Star Wars, of course, became a phenomenon. Mayhew’s acting career was largely confined to George Lucas’s series, but Chewbacca gave him new opportunities to be of service, making hospital visits and convention appearances. He saw his celebrity as “something that can bring life back to someone who is down and out,” as the website for the Peter Mayhew Foundation put it. He partnered with Star Wars fan organizations to use that fame to offer “that sparkle of joy, shock, happiness” to those who needed a Wookiee in their lives. He befriended sick fans with hospital visits and Skype calls—in 2015, after one such fan died, the Mayhews hosted his widow at their home over the holidays—and raised money to defray travel expenses for participants in the Make-A-Wish Foundation.
Mayhew became an American citizen in 2005. After the ceremony, he told reporters, “It was a natural thing being married to a Texan. I wanted to become an American because Texas is an integral part of America, its lifestyle.” After the ceremony, he signed autographs for immigration officials and his fellow newly-minted Americans.
In 2009, Mayhew befriended a young fan from San Antonio named Kathlyn Chassey who had been diagnosed with cystic fibrosis when she was 3 months old. Seven years later, when Chassey was given ten days to live unless she received a lung transplant, Mayhew was relentless in making calls to hospitals, eventually finding a doctor at UCLA who was able to perform the procedure. He helped arrange hospital visits from other celebrities in the science fiction/fantasy world during her recovery. When she was released, a group, costumed as Star Wars characters, escorted her home from the hospital.
Kathlyn got a surprise visit from @greystonh today! TY for checking in on our #littlestwookiee!! #lifedayforkathlyn https://t.co/RQMQQCEnqs pic.twitter.com/T2DwFWf1Iu— Peter Mayhew Foundation (@TheWookieeRoars) December 14, 2016
Mayhew, in other words, seemed like the genuine article—a gentle giant who saw the unexpected fame he acquired as a resource that could ease the suffering of others, and who dedicated himself to that goal. Living in Boyd, he was able to enjoy a quiet life—neighbors interviewed by NBC 5 told reporters about their friends meeting him at the convenience store or supermarket—while using his impressive stature to good ends.
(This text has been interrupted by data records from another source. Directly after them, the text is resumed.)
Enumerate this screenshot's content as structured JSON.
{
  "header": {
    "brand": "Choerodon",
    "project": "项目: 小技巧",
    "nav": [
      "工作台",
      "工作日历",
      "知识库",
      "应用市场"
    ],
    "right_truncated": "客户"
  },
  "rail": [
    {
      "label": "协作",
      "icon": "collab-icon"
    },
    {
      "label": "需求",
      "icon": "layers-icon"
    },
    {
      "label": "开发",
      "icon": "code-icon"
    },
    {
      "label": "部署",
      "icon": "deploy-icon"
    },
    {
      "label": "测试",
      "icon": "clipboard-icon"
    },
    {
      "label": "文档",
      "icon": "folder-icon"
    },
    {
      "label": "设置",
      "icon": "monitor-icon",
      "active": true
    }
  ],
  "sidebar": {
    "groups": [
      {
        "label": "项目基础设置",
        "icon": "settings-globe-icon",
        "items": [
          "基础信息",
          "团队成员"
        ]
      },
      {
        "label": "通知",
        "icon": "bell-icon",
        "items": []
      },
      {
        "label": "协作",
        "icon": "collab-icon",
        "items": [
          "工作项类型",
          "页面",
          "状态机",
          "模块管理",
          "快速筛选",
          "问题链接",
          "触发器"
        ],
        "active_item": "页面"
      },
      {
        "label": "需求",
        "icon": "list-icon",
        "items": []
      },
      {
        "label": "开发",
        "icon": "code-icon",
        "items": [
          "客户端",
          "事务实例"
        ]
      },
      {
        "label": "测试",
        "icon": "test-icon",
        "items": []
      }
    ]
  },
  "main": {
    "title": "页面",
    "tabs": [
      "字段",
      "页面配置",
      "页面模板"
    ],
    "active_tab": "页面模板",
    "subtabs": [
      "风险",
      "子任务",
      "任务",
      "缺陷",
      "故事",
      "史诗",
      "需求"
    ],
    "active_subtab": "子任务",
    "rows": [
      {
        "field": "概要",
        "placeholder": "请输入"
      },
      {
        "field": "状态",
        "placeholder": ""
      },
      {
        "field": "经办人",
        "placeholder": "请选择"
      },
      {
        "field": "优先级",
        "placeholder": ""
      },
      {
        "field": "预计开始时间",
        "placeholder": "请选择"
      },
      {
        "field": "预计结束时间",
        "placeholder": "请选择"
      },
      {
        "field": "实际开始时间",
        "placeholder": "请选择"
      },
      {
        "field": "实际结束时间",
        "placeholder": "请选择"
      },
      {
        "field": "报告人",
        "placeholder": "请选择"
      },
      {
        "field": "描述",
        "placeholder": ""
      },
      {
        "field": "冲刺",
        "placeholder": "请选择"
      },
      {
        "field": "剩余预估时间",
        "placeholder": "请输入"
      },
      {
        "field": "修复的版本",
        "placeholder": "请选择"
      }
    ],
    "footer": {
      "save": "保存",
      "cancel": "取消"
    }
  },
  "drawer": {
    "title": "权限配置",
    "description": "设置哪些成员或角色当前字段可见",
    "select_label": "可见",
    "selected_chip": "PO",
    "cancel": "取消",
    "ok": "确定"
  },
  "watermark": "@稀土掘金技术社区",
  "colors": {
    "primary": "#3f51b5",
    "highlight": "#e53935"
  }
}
Gigantism can have debilitating effects on the body, and Mayhew lived with those—later in life, he underwent a double knee replacement and spinal surgery, and was a wheelchair user for years. He was able to suit up one last time as the character that made him famous in 2015’s Star Wars: The Force Awakens, splitting the role with Finnish actor Joonas Suotamo, who has taken over the part in subsequent films. (Mayhew stayed on as “Chewbacca consultant” for 2017’s Star Wars: The Last Jedi.) His Star Wars family responded to the news with heartfelt tributes. Alamo Drafthouse Cinemas announced a sunset “lightsaber vigil” at Austin’s Republic Square Park on Saturday night.
He may have been a quiet man, but we’ll always remember his roar.